TOO-WEAK NOTICE? THE CHARGING CONUNDRUM PRESENTED BY FELONY-MURDER IN CALIFORNIA
By Matthew M. Fitzgerald*
California follows the majority of states in maintaining a statutory felony-murder rule.1 The State defines murder as "the unlawful killing of a human being . . . with malice aforethought."2 In all murder cases, the prosecution must prove that a defendant acted with malice, whether express or implied, except for cases of felony-murder.3 The penal code further details that murder perpetrated by "willful, deliberate, and premeditated killing, or that is committed in the perpetration of, or attempt to perpetrate, arson, rape, carjacking, robbery, burglary, . . . or [additional enumerated felonies] . . . is murder of the first degree."4

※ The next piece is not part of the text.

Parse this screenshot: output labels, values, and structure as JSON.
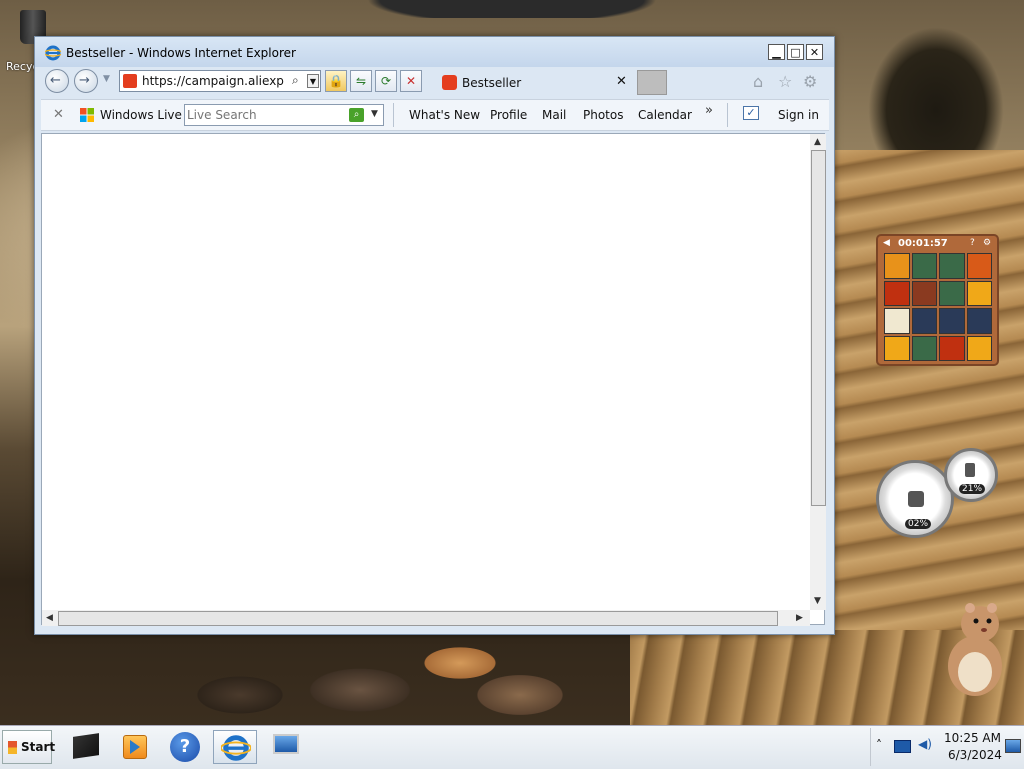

In an effort to cabin the reach of the felony-murder rule, California lawmakers amended section 189 in 2019.5 Although the amended rule limits the scope of accomplice liability and eliminates the "natural and probable consequences" doctrine, several often-criticized aspects of the felony-murder rule remain untouched.6 This article focuses on a less-oft criticized conundrum: a prosecutor’s decision to charge or leave uncharged predicate felonies in conjunction with murder, as well as downstream effects on an accused’s Sixth Amendment right to be informed of the nature and cause of the accusation.